The grass regularly disappears before being temporarily revived by a thunderstorm and, while the hair is extending around the edges, the middle of the paddock is still a bit thin.

Still, I could always get a job as a Bill Bailey lookalike before I manage to get a spot at the barbers. On the plus side, the year does seem to have been particularly good for oxeye daisies, all kinds of both helpful and not so helpful insects and, amazingly, some peas we have on sand.

The spring beans, on the other hand, are worryingly short and in our Syngenta conservation agriculture trial plots, the ploughed strip looks better than the direct drilled one.

See also: Farmer Focus: Making hay while arable crop prospects wilt

On the other hand, in both the winter wheat plots you can’t tell any difference between the ploughed, direct drilled or min-tilled areas, but the proof will be in the fast-approaching harvest.

These trials are proving very useful to me, especially with declining subsidies and an aim of carbon neutrality. I shall be trying to tweak the direct bean establishment rather than reverting to ploughing.

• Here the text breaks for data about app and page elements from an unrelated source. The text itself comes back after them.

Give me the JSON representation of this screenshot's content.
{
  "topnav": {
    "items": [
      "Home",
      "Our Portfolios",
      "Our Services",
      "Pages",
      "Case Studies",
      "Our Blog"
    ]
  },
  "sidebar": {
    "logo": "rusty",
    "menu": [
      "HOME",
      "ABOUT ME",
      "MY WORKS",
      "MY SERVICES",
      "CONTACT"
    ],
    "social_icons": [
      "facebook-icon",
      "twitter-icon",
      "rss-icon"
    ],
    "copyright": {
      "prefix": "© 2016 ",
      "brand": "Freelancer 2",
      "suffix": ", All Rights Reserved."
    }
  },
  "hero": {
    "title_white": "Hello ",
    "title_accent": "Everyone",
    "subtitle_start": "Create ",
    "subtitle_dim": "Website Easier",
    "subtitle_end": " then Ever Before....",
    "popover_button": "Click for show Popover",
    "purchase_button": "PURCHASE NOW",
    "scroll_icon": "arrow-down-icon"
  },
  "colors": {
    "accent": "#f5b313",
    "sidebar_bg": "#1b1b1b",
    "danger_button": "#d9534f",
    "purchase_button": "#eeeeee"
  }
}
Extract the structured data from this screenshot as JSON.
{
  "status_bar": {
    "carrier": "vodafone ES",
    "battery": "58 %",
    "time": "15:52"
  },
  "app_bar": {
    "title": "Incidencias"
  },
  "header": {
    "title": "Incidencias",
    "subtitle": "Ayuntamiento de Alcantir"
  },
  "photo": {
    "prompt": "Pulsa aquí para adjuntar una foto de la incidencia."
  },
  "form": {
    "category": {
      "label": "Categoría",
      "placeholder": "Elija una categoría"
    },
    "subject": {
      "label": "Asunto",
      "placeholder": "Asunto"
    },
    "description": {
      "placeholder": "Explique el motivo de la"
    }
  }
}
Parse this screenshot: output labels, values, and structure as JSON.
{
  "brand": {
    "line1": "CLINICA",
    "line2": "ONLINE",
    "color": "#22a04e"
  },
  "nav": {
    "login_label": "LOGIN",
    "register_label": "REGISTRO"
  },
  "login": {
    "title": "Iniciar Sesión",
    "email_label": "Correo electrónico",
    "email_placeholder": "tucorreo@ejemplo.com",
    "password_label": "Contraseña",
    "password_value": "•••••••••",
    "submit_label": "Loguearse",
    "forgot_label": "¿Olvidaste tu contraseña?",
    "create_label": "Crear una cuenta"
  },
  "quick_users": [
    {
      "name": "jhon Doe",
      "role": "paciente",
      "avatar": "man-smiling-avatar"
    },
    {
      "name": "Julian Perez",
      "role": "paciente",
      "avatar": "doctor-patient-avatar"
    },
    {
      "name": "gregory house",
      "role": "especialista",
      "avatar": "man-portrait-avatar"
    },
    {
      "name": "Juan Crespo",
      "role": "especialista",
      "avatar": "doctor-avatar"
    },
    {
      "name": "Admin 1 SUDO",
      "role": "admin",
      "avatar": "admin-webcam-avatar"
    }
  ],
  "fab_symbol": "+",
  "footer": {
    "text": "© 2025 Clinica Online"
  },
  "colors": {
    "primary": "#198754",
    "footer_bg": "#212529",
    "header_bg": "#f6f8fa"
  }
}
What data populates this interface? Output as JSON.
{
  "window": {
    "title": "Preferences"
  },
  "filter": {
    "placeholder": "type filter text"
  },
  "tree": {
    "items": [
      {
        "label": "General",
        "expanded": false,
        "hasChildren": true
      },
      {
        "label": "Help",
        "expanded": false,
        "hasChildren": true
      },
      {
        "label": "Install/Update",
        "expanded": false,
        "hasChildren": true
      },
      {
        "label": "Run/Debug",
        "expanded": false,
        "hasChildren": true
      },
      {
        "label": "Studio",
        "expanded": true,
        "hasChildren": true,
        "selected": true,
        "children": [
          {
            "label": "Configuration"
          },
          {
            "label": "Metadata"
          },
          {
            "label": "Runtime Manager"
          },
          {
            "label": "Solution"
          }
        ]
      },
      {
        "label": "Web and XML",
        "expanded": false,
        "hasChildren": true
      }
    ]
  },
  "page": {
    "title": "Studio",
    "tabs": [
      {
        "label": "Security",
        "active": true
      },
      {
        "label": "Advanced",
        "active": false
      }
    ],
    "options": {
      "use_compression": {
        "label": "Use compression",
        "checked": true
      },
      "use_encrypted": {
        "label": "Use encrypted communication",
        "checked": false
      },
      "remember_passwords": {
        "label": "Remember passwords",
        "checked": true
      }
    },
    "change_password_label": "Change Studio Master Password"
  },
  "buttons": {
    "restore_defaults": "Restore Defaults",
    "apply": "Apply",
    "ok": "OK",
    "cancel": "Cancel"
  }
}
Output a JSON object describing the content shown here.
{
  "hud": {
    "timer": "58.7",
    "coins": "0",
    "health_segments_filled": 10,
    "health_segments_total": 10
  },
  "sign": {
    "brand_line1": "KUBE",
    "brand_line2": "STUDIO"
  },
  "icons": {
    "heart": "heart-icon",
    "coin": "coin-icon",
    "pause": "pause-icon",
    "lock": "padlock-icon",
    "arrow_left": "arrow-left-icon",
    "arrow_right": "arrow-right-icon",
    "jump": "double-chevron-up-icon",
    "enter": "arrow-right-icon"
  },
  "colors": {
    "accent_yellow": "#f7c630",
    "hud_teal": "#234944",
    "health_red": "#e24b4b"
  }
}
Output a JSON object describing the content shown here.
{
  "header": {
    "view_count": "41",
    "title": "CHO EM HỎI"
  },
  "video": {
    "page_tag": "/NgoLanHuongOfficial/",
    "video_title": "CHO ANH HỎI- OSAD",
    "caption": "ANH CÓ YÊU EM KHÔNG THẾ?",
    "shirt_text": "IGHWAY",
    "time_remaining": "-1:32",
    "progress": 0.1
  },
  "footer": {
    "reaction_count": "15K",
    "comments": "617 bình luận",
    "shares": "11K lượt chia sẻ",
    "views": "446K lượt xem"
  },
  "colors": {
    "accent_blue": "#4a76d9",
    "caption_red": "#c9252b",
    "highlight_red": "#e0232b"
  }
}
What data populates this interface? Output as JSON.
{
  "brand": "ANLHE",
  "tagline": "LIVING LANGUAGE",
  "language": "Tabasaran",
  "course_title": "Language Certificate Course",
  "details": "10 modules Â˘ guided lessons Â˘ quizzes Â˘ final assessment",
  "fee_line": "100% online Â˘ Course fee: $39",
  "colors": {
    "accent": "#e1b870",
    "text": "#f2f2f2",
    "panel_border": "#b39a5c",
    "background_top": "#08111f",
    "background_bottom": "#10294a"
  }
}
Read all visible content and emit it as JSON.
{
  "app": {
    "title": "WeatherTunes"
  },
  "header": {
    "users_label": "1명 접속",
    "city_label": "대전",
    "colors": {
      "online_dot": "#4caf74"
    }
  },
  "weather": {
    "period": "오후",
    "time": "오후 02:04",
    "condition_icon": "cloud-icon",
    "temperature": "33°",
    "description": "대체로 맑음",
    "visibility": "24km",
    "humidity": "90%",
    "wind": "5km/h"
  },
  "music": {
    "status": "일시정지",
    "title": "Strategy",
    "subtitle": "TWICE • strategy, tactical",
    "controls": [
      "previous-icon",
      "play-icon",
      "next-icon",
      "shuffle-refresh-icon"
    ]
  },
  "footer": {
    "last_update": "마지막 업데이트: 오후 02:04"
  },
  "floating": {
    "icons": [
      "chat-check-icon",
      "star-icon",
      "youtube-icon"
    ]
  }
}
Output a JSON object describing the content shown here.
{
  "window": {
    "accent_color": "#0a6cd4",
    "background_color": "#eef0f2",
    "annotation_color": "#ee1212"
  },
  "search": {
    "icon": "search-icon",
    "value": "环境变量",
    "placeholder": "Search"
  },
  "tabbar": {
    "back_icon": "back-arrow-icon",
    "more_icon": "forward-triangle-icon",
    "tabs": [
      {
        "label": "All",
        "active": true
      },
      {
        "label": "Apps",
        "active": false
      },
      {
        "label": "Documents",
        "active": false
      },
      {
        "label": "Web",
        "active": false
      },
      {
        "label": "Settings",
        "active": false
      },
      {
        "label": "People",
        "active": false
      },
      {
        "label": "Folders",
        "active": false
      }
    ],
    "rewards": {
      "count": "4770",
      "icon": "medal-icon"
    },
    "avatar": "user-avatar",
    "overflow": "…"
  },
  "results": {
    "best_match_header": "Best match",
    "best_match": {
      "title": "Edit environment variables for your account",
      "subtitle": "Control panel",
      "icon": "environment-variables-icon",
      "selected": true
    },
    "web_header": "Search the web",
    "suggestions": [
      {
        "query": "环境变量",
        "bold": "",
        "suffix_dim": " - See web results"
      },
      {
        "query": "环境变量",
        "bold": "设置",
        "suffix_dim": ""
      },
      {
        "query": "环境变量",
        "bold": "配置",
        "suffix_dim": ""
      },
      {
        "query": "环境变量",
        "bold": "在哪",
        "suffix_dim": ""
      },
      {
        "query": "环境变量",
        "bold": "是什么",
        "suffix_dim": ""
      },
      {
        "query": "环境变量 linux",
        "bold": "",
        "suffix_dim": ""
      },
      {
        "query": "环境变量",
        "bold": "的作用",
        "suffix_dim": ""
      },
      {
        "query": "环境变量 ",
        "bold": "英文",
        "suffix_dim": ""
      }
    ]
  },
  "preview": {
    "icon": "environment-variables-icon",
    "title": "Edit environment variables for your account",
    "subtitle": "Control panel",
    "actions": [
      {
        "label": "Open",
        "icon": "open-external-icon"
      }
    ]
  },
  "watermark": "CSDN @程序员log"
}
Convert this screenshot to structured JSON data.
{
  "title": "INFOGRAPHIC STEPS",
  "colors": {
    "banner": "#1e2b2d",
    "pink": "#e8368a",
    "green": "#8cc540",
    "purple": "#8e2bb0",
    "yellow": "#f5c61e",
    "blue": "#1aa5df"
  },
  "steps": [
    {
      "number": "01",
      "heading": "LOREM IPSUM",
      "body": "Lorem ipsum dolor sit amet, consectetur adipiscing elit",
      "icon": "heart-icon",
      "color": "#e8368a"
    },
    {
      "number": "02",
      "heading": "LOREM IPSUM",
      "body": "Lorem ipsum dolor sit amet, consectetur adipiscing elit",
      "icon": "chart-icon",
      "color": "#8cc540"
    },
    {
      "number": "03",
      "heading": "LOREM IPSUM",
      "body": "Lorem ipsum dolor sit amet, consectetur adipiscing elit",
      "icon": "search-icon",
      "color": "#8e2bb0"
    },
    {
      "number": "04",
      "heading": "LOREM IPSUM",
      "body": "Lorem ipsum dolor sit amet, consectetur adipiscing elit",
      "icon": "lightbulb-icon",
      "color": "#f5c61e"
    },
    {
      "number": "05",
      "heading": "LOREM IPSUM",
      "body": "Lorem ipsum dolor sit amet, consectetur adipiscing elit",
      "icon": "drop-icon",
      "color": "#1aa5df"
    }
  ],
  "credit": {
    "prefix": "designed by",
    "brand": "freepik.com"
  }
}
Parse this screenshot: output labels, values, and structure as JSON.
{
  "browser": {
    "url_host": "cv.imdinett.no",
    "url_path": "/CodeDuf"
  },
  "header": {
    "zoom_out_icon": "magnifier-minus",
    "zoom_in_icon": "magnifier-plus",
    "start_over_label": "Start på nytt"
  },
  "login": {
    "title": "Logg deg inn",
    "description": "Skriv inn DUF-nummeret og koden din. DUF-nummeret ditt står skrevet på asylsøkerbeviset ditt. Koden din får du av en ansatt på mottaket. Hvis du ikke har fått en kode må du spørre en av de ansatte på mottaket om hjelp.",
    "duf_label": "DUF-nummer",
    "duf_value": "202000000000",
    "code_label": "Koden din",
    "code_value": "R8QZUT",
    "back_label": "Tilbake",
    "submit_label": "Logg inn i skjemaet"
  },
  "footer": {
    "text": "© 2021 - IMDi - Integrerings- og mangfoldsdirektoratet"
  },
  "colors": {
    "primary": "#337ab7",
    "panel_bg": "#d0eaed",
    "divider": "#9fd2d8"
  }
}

Throwing another bend into this twisting year, the coronavirus situation has delayed the Forestry Commission’s plan to plant up 130ha of land I am renting, so we will farm it for another year.

With blackgrass not such a concern, I am looking at the newly emerging barley yellow dwarf virus-resistant or tolerant varieties to facilitate some early drilling, compared with the new normal of October at least.

The KWS Amistar barley I have this year looks decent without having the all-consuming thickness of the hybrids I have been growing, so I plan to keep the seed rate up this autumn.

Wolverine wheat looks pretty clean in local trials, so we’ll also try that, if seed availability allows.